Exercise directions -
Reproduce each entry below exactly as it appears.

Records for processing -
________________________________________

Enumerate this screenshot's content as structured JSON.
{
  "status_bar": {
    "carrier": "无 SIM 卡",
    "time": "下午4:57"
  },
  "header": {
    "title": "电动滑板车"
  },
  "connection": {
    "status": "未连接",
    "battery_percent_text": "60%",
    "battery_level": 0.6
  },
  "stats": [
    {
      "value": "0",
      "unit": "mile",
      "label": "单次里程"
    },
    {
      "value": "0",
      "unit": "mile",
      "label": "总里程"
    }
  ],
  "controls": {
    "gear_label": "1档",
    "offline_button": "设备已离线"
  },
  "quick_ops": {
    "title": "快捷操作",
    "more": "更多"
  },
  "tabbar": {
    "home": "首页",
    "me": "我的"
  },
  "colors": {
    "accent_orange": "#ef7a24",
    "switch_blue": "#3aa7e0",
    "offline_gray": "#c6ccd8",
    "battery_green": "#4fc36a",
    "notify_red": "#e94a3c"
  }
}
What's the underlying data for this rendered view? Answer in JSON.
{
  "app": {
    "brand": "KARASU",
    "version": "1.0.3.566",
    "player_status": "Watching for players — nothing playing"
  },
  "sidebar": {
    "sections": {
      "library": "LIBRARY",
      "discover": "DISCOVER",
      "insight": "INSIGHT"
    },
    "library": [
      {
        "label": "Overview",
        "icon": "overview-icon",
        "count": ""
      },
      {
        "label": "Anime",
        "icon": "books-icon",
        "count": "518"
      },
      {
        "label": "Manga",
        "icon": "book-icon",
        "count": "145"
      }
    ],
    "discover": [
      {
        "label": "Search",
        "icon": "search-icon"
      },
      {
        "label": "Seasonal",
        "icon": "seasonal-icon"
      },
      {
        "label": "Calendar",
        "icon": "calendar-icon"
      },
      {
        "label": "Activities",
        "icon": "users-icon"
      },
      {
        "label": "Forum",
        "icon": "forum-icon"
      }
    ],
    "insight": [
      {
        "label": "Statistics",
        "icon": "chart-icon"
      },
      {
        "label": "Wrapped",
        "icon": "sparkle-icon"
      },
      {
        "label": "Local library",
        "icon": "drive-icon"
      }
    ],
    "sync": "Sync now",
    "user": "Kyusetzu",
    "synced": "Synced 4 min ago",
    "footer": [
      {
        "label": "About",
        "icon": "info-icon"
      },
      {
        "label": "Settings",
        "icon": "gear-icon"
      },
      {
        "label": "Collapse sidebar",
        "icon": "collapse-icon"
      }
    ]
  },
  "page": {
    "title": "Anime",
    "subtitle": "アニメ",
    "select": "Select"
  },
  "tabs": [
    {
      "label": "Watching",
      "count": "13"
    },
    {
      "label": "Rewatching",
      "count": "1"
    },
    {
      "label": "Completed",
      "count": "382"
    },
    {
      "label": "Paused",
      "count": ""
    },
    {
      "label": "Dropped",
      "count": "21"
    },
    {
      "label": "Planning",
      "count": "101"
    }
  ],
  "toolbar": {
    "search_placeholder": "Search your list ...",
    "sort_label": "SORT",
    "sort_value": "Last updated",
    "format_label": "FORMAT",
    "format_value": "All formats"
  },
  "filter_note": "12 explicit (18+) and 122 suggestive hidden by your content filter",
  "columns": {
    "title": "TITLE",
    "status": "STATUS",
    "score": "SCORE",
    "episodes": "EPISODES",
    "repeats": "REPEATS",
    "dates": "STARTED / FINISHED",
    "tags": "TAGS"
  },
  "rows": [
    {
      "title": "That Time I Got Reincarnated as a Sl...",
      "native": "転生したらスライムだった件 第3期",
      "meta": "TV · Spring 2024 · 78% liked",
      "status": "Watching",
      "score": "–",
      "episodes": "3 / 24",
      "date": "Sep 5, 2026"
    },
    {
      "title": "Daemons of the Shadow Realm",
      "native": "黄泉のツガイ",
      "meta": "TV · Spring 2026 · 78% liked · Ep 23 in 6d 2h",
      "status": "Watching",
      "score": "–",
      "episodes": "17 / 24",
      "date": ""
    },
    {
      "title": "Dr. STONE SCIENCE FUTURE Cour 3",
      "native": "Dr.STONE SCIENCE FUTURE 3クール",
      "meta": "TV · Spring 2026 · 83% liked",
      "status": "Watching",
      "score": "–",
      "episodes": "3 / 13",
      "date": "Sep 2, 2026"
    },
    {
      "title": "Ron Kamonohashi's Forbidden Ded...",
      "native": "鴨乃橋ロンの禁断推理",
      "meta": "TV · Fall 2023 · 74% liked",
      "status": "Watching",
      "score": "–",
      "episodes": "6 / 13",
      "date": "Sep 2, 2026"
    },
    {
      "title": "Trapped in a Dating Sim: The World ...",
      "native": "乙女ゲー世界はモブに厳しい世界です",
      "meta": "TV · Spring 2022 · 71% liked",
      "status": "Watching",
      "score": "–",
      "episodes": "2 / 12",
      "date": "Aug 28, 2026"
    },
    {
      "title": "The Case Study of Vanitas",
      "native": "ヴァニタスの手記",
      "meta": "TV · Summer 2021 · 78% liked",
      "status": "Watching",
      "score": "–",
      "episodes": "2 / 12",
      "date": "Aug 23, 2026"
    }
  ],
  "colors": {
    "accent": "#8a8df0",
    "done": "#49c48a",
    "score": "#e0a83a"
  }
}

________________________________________

Exercise response -
Enumerate this screenshot's content as structured JSON.
{
  "status_bar": {
    "carrier": "无 SIM 卡",
    "time": "下午4:57"
  },
  "header": {
    "title": "电动滑板车"
  },
  "connection": {
    "status": "未连接",
    "battery_percent_text": "60%",
    "battery_level": 0.6
  },
  "stats": [
    {
      "value": "0",
      "unit": "mile",
      "label": "单次里程"
    },
    {
      "value": "0",
      "unit": "mile",
      "label": "总里程"
    }
  ],
  "controls": {
    "gear_label": "1档",
    "offline_button": "设备已离线"
  },
  "quick_ops": {
    "title": "快捷操作",
    "more": "更多"
  },
  "tabbar": {
    "home": "首页",
    "me": "我的"
  },
  "colors": {
    "accent_orange": "#ef7a24",
    "switch_blue": "#3aa7e0",
    "offline_gray": "#c6ccd8",
    "battery_green": "#4fc36a",
    "notify_red": "#e94a3c"
  }
}
What's the underlying data for this rendered view? Answer in JSON.
{
  "app": {
    "brand": "KARASU",
    "version": "1.0.3.566",
    "player_status": "Watching for players — nothing playing"
  },
  "sidebar": {
    "sections": {
      "library": "LIBRARY",
      "discover": "DISCOVER",
      "insight": "INSIGHT"
    },
    "library": [
      {
        "label": "Overview",
        "icon": "overview-icon",
        "count": ""
      },
      {
        "label": "Anime",
        "icon": "books-icon",
        "count": "518"
      },
      {
        "label": "Manga",
        "icon": "book-icon",
        "count": "145"
      }
    ],
    "discover": [
      {
        "label": "Search",
        "icon": "search-icon"
      },
      {
        "label": "Seasonal",
        "icon": "seasonal-icon"
      },
      {
        "label": "Calendar",
        "icon": "calendar-icon"
      },
      {
        "label": "Activities",
        "icon": "users-icon"
      },
      {
        "label": "Forum",
        "icon": "forum-icon"
      }
    ],
    "insight": [
      {
        "label": "Statistics",
        "icon": "chart-icon"
      },
      {
        "label": "Wrapped",
        "icon": "sparkle-icon"
      },
      {
        "label": "Local library",
        "icon": "drive-icon"
      }
    ],
    "sync": "Sync now",
    "user": "Kyusetzu",
    "synced": "Synced 4 min ago",
    "footer": [
      {
        "label": "About",
        "icon": "info-icon"
      },
      {
        "label": "Settings",
        "icon": "gear-icon"
      },
      {
        "label": "Collapse sidebar",
        "icon": "collapse-icon"
      }
    ]
  },
  "page": {
    "title": "Anime",
    "subtitle": "アニメ",
    "select": "Select"
  },
  "tabs": [
    {
      "label": "Watching",
      "count": "13"
    },
    {
      "label": "Rewatching",
      "count": "1"
    },
    {
      "label": "Completed",
      "count": "382"
    },
    {
      "label": "Paused",
      "count": ""
    },
    {
      "label": "Dropped",
      "count": "21"
    },
    {
      "label": "Planning",
      "count": "101"
    }
  ],
  "toolbar": {
    "search_placeholder": "Search your list ...",
    "sort_label": "SORT",
    "sort_value": "Last updated",
    "format_label": "FORMAT",
    "format_value": "All formats"
  },
  "filter_note": "12 explicit (18+) and 122 suggestive hidden by your content filter",
  "columns": {
    "title": "TITLE",
    "status": "STATUS",
    "score": "SCORE",
    "episodes": "EPISODES",
    "repeats": "REPEATS",
    "dates": "STARTED / FINISHED",
    "tags": "TAGS"
  },
  "rows": [
    {
      "title": "That Time I Got Reincarnated as a Sl...",
      "native": "転生したらスライムだった件 第3期",
      "meta": "TV · Spring 2024 · 78% liked",
      "status": "Watching",
      "score": "–",
      "episodes": "3 / 24",
      "date": "Sep 5, 2026"
    },
    {
      "title": "Daemons of the Shadow Realm",
      "native": "黄泉のツガイ",
      "meta": "TV · Spring 2026 · 78% liked · Ep 23 in 6d 2h",
      "status": "Watching",
      "score": "–",
      "episodes": "17 / 24",
      "date": ""
    },
    {
      "title": "Dr. STONE SCIENCE FUTURE Cour 3",
      "native": "Dr.STONE SCIENCE FUTURE 3クール",
      "meta": "TV · Spring 2026 · 83% liked",
      "status": "Watching",
      "score": "–",
      "episodes": "3 / 13",
      "date": "Sep 2, 2026"
    },
    {
      "title": "Ron Kamonohashi's Forbidden Ded...",
      "native": "鴨乃橋ロンの禁断推理",
      "meta": "TV · Fall 2023 · 74% liked",
      "status": "Watching",
      "score": "–",
      "episodes": "6 / 13",
      "date": "Sep 2, 2026"
    },
    {
      "title": "Trapped in a Dating Sim: The World ...",
      "native": "乙女ゲー世界はモブに厳しい世界です",
      "meta": "TV · Spring 2022 · 71% liked",
      "status": "Watching",
      "score": "–",
      "episodes": "2 / 12",
      "date": "Aug 28, 2026"
    },
    {
      "title": "The Case Study of Vanitas",
      "native": "ヴァニタスの手記",
      "meta": "TV · Summer 2021 · 78% liked",
      "status": "Watching",
      "score": "–",
      "episodes": "2 / 12",
      "date": "Aug 23, 2026"
    }
  ],
  "colors": {
    "accent": "#8a8df0",
    "done": "#49c48a",
    "score": "#e0a83a"
  }
}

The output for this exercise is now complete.